---- Extracted information
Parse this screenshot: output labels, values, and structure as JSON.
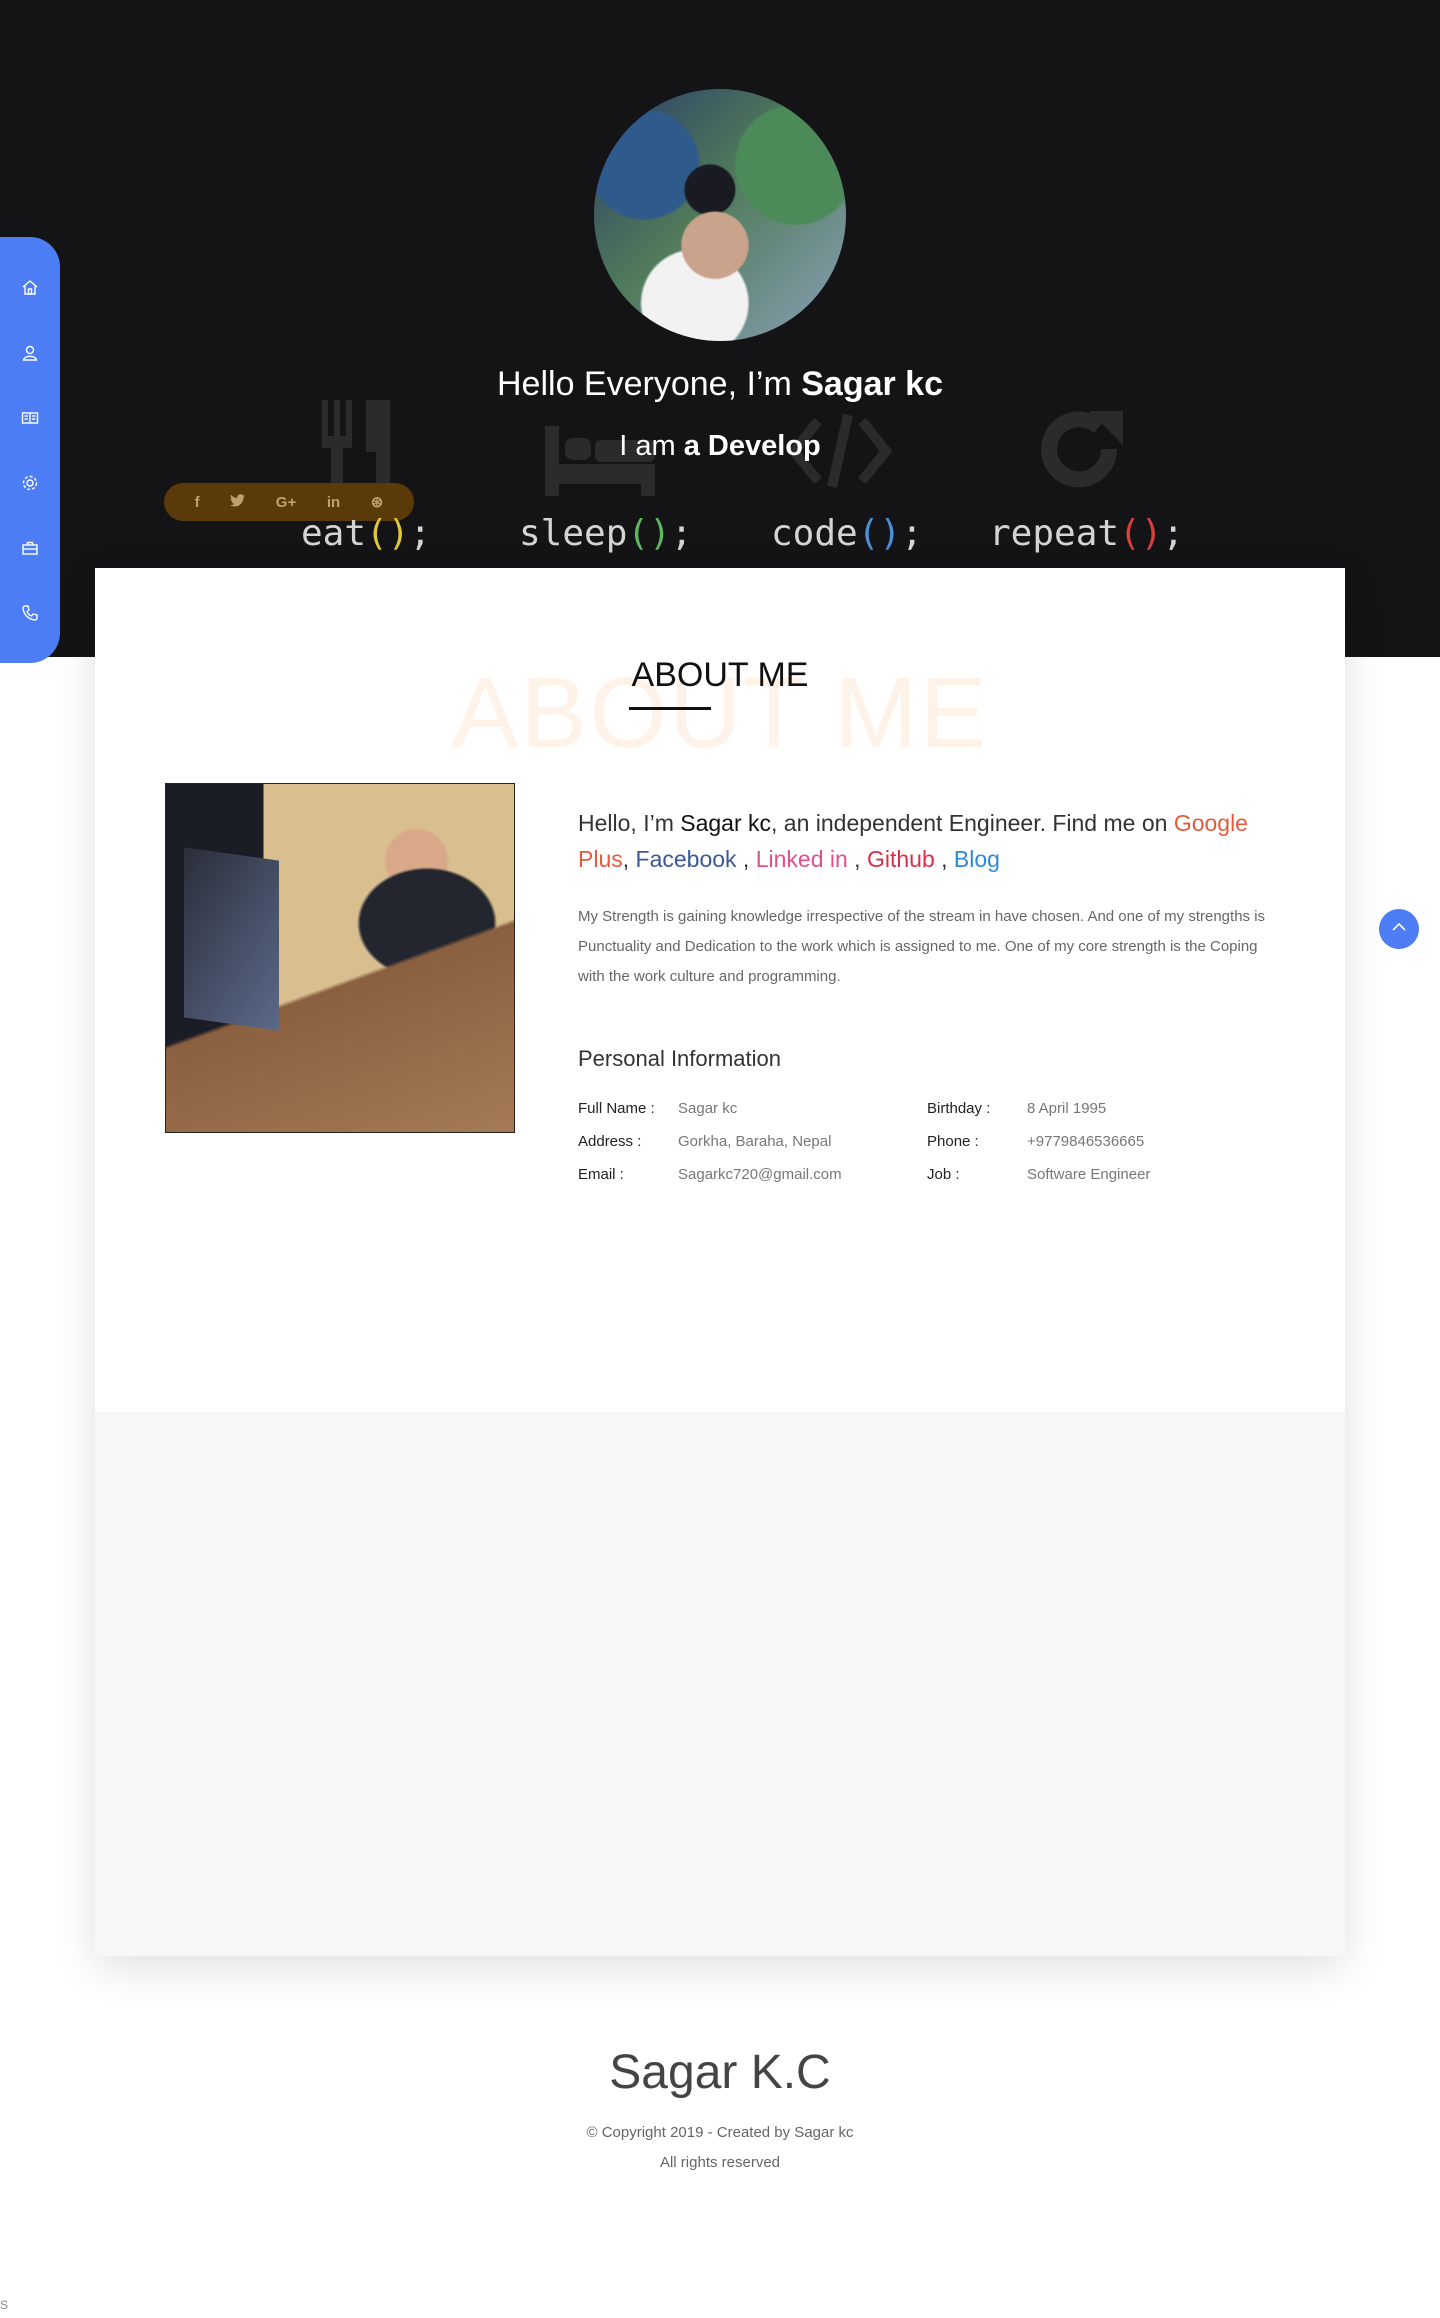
{
  "hero": {
    "greeting_prefix": "Hello Everyone, I’m ",
    "greeting_name": "Sagar kc",
    "role_prefix": "I am ",
    "role_value": "a Develop",
    "code_words": [
      {
        "word": "eat",
        "color": "#e0c83a"
      },
      {
        "word": "sleep",
        "color": "#5fb85f"
      },
      {
        "word": "code",
        "color": "#4a8fd8"
      },
      {
        "word": "repeat",
        "color": "#d84040"
      }
    ],
    "code_suffix_open": "(",
    "code_suffix_close": ")",
    "code_semicolon": ";",
    "background_glyphs": [
      "fork-knife-icon",
      "bed-icon",
      "code-icon",
      "redo-icon"
    ]
  },
  "social": {
    "items": [
      {
        "name": "facebook-icon",
        "glyph": "f"
      },
      {
        "name": "twitter-icon",
        "glyph": "🐦"
      },
      {
        "name": "google-plus-icon",
        "glyph": "G+"
      },
      {
        "name": "linkedin-icon",
        "glyph": "in"
      },
      {
        "name": "dribbble-icon",
        "glyph": "⊛"
      }
    ]
  },
  "sidebar": {
    "items": [
      {
        "name": "home-icon"
      },
      {
        "name": "user-icon"
      },
      {
        "name": "resume-icon"
      },
      {
        "name": "settings-icon"
      },
      {
        "name": "briefcase-icon"
      },
      {
        "name": "phone-icon"
      }
    ]
  },
  "about": {
    "bg_title": "ABOUT ME",
    "title": "ABOUT ME",
    "intro_prefix": "Hello, I’m ",
    "intro_name": "Sagar kc",
    "intro_mid": ", an independent Engineer. Find me on ",
    "links": {
      "google_plus": "Google Plus",
      "facebook": "Facebook",
      "linkedin": "Linked in",
      "github": "Github",
      "blog": "Blog"
    },
    "sep_comma": ",",
    "sep_comma_space": " , ",
    "description": "My Strength is gaining knowledge irrespective of the stream in have chosen. And one of my strengths is Punctuality and Dedication to the work which is assigned to me. One of my core strength is the Coping with the work culture and programming.",
    "personal_title": "Personal Information",
    "info": {
      "full_name_label": "Full Name :",
      "full_name": "Sagar kc",
      "address_label": "Address :",
      "address": "Gorkha, Baraha, Nepal",
      "email_label": "Email :",
      "email": "Sagarkc720@gmail.com",
      "birthday_label": "Birthday :",
      "birthday": "8 April 1995",
      "phone_label": "Phone :",
      "phone": "+9779846536665",
      "job_label": "Job :",
      "job": "Software Engineer"
    }
  },
  "footer": {
    "name": "Sagar K.C",
    "copyright": "© Copyright 2019 - Created by Sagar kc",
    "rights": "All rights reserved",
    "corner": "S"
  },
  "colors": {
    "accent": "#4d7df5",
    "hero_bg": "#141416",
    "google": "#e45b3c",
    "facebook": "#3b5998",
    "linkedin": "#e0508a",
    "github": "#d8304a",
    "blog": "#2e8ad8"
  }
}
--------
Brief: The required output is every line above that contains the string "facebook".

Solution:
        "name": "facebook-icon",
      "facebook": "Facebook",
    "facebook": "#3b5998",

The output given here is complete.